### SOURCE DATA

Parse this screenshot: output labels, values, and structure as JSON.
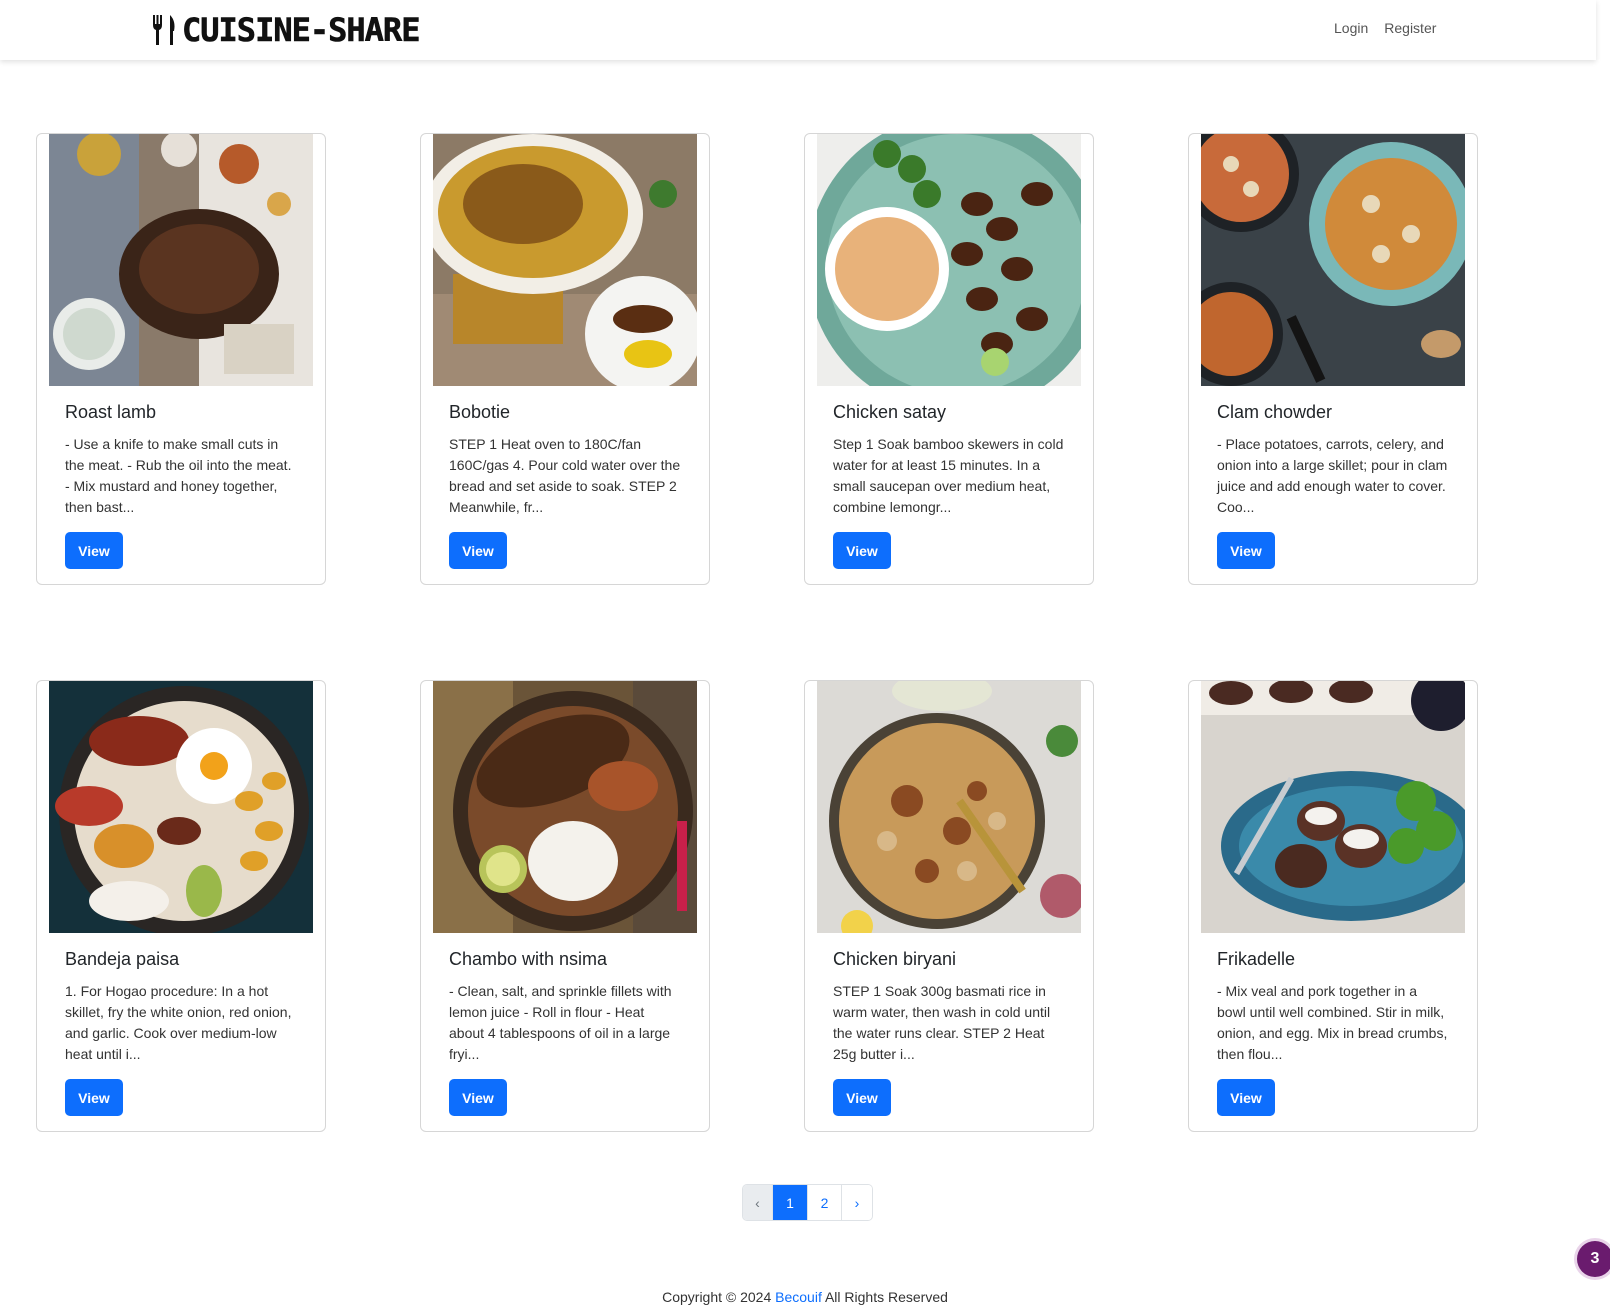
{
  "brand": {
    "name": "CUISINE-SHARE",
    "icon": "fork-knife-icon"
  },
  "nav": {
    "login": "Login",
    "register": "Register"
  },
  "recipes": [
    {
      "title": "Roast lamb",
      "excerpt": "- Use a knife to make small cuts in the meat. - Rub the oil into the meat. - Mix mustard and honey together, then bast...",
      "button": "View"
    },
    {
      "title": "Bobotie",
      "excerpt": "STEP 1 Heat oven to 180C/fan 160C/gas 4. Pour cold water over the bread and set aside to soak. STEP 2 Meanwhile, fr...",
      "button": "View"
    },
    {
      "title": "Chicken satay",
      "excerpt": "Step 1 Soak bamboo skewers in cold water for at least 15 minutes. In a small saucepan over medium heat, combine lemongr...",
      "button": "View"
    },
    {
      "title": "Clam chowder",
      "excerpt": "- Place potatoes, carrots, celery, and onion into a large skillet; pour in clam juice and add enough water to cover. Coo...",
      "button": "View"
    },
    {
      "title": "Bandeja paisa",
      "excerpt": "1. For Hogao procedure: In a hot skillet, fry the white onion, red onion, and garlic. Cook over medium-low heat until i...",
      "button": "View"
    },
    {
      "title": "Chambo with nsima",
      "excerpt": "- Clean, salt, and sprinkle fillets with lemon juice - Roll in flour - Heat about 4 tablespoons of oil in a large fryi...",
      "button": "View"
    },
    {
      "title": "Chicken biryani",
      "excerpt": "STEP 1 Soak 300g basmati rice in warm water, then wash in cold until the water runs clear. STEP 2 Heat 25g butter i...",
      "button": "View"
    },
    {
      "title": "Frikadelle",
      "excerpt": "- Mix veal and pork together in a bowl until well combined. Stir in milk, onion, and egg. Mix in bread crumbs, then flou...",
      "button": "View"
    }
  ],
  "pagination": {
    "prev": "‹",
    "pages": [
      "1",
      "2"
    ],
    "current": "1",
    "next": "›"
  },
  "footer": {
    "prefix": "Copyright © 2024",
    "link": "Becouif",
    "suffix": "All Rights Reserved"
  },
  "badge": {
    "count": "3"
  },
  "colors": {
    "primary": "#0d6efd",
    "badge": "#6a1b6e"
  }
}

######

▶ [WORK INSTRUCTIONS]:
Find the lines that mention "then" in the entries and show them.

▶ [RESULT]:
      "excerpt": "- Use a knife to make small cuts in the meat. - Rub the oil into the meat. - Mix mustard and honey together, then bast...",
      "excerpt": "STEP 1 Soak 300g basmati rice in warm water, then wash in cold until the water runs clear. STEP 2 Heat 25g butter i...",
      "excerpt": "- Mix veal and pork together in a bowl until well combined. Stir in milk, onion, and egg. Mix in bread crumbs, then flou...",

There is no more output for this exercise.